**Exercise requirements**
Would it be possible to write out each entry below exactly, without the pictures?

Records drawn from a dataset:
=== Begin Enclosure ===

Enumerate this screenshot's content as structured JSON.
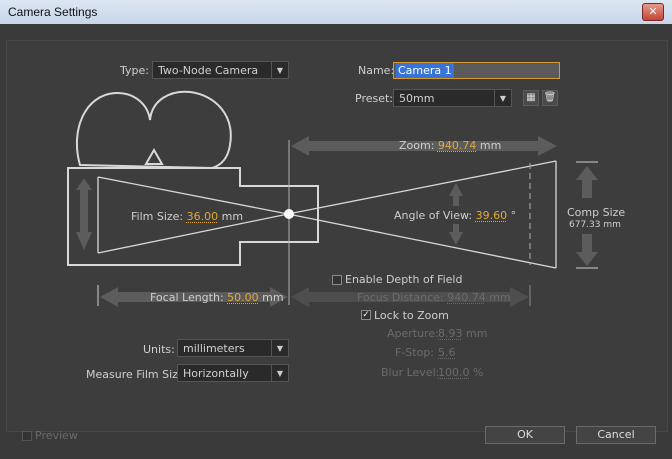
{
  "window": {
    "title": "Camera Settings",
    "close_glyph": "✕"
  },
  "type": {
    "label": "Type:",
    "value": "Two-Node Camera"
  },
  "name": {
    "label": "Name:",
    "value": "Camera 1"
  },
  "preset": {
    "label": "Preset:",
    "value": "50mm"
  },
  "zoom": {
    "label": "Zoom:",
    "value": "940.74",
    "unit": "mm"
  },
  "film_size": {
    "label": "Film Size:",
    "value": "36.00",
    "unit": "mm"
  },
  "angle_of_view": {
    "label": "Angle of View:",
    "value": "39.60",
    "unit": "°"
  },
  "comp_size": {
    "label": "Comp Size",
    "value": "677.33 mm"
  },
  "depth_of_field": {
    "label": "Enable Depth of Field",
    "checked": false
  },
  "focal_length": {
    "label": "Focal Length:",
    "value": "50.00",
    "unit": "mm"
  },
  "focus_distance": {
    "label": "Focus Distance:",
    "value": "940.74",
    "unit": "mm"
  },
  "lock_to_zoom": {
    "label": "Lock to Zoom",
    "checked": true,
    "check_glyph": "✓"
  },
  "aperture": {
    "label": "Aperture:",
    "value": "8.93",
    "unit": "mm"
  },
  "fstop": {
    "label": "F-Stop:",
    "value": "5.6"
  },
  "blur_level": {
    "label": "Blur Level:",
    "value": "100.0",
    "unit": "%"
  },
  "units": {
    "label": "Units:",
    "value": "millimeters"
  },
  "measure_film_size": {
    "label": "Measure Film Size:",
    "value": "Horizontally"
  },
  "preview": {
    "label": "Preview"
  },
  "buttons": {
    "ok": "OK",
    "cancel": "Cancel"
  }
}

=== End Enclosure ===

**Output below**
Enumerate this screenshot's content as structured JSON.
{
  "window": {
    "title": "Camera Settings",
    "close_glyph": "✕"
  },
  "type": {
    "label": "Type:",
    "value": "Two-Node Camera"
  },
  "name": {
    "label": "Name:",
    "value": "Camera 1"
  },
  "preset": {
    "label": "Preset:",
    "value": "50mm"
  },
  "zoom": {
    "label": "Zoom:",
    "value": "940.74",
    "unit": "mm"
  },
  "film_size": {
    "label": "Film Size:",
    "value": "36.00",
    "unit": "mm"
  },
  "angle_of_view": {
    "label": "Angle of View:",
    "value": "39.60",
    "unit": "°"
  },
  "comp_size": {
    "label": "Comp Size",
    "value": "677.33 mm"
  },
  "depth_of_field": {
    "label": "Enable Depth of Field",
    "checked": false
  },
  "focal_length": {
    "label": "Focal Length:",
    "value": "50.00",
    "unit": "mm"
  },
  "focus_distance": {
    "label": "Focus Distance:",
    "value": "940.74",
    "unit": "mm"
  },
  "lock_to_zoom": {
    "label": "Lock to Zoom",
    "checked": true,
    "check_glyph": "✓"
  },
  "aperture": {
    "label": "Aperture:",
    "value": "8.93",
    "unit": "mm"
  },
  "fstop": {
    "label": "F-Stop:",
    "value": "5.6"
  },
  "blur_level": {
    "label": "Blur Level:",
    "value": "100.0",
    "unit": "%"
  },
  "units": {
    "label": "Units:",
    "value": "millimeters"
  },
  "measure_film_size": {
    "label": "Measure Film Size:",
    "value": "Horizontally"
  },
  "preview": {
    "label": "Preview"
  },
  "buttons": {
    "ok": "OK",
    "cancel": "Cancel"
  }
}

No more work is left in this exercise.